● PROBLEM STATEMENT
Copy out every line of the data where the word "subtitle" is found.

● EXCERPTED RECORDS
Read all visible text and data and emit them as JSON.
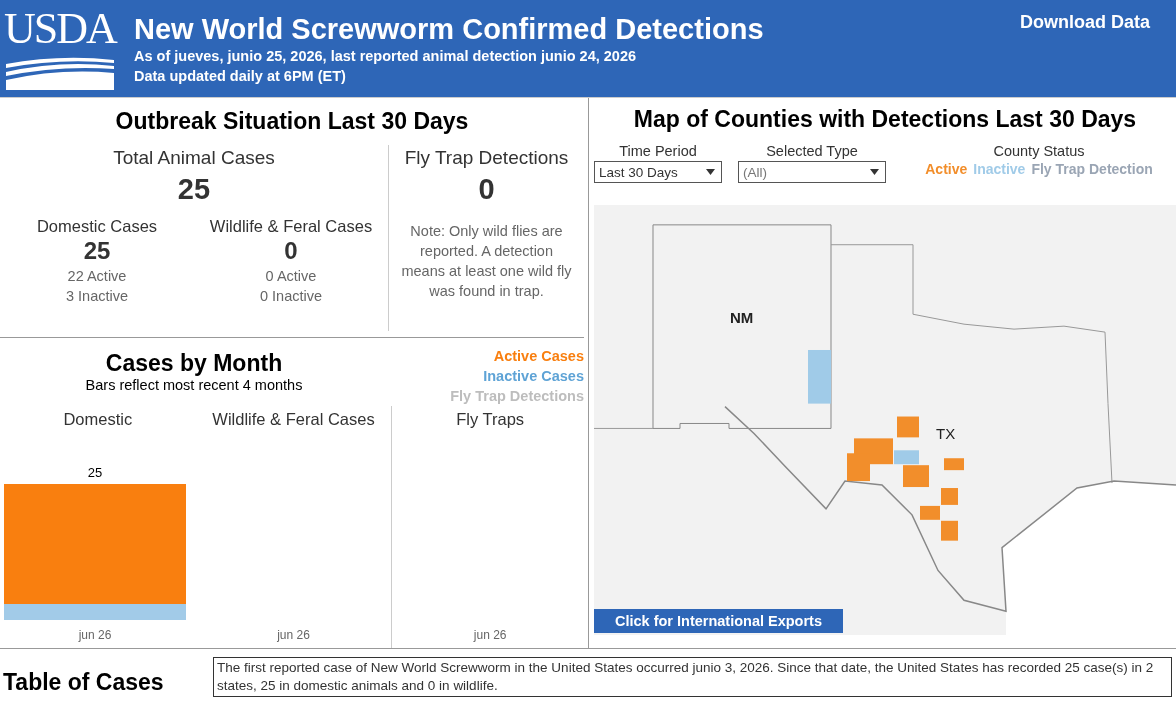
{
  "header": {
    "logo": "USDA",
    "title": "New World Screwworm Confirmed Detections",
    "subtitle": "As of jueves, junio 25, 2026, last reported animal detection junio 24, 2026",
    "updated": "Data updated daily at 6PM (ET)",
    "download": "Download Data"
  },
  "outbreak": {
    "title": "Outbreak Situation Last 30 Days",
    "total": {
      "label": "Total Animal Cases",
      "value": "25"
    },
    "groups": [
      {
        "label": "Domestic Cases",
        "value": "25",
        "active": "22 Active",
        "inactive": "3 Inactive"
      },
      {
        "label": "Wildlife & Feral Cases",
        "value": "0",
        "active": "0 Active",
        "inactive": "0 Inactive"
      }
    ],
    "fly_trap": {
      "label": "Fly Trap Detections",
      "value": "0",
      "note": "Note: Only wild flies are reported. A detection means at least one wild fly was found in trap."
    }
  },
  "cases_by_month": {
    "title": "Cases by Month",
    "subtitle": "Bars reflect most recent 4 months",
    "legend": [
      {
        "label": "Active Cases",
        "color": "#f97f0f"
      },
      {
        "label": "Inactive Cases",
        "color": "#5ea3d6"
      },
      {
        "label": "Fly Trap Detections",
        "color": "#bdbdbd"
      }
    ],
    "panels": [
      {
        "title": "Domestic",
        "bar_label": "25",
        "x_label": "jun 26"
      },
      {
        "title": "Wildlife & Feral Cases",
        "x_label": "jun 26"
      },
      {
        "title": "Fly Traps",
        "x_label": "jun 26"
      }
    ]
  },
  "map": {
    "title": "Map of Counties with Detections Last 30 Days",
    "filters": [
      {
        "label": "Time Period",
        "value": "Last 30 Days",
        "muted": false
      },
      {
        "label": "Selected Type",
        "value": "(All)",
        "muted": true
      }
    ],
    "status_title": "County Status",
    "status_legend": [
      {
        "label": "Active",
        "color": "#f28e2b"
      },
      {
        "label": "Inactive",
        "color": "#a0cbe8"
      },
      {
        "label": "Fly Trap Detection",
        "color": "#9aa5b4"
      }
    ],
    "state_labels": [
      "NM",
      "TX"
    ],
    "export_button": "Click for International Exports"
  },
  "table": {
    "title": "Table of Cases",
    "note": "The first reported case of New World Screwworm in the United States occurred junio 3, 2026. Since that date, the United States has recorded 25 case(s) in 2 states, 25 in domestic animals and 0 in wildlife."
  }
}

● SOLUTION
    "subtitle": "As of jueves, junio 25, 2026, last reported animal detection junio 24, 2026",
    "subtitle": "Bars reflect most recent 4 months",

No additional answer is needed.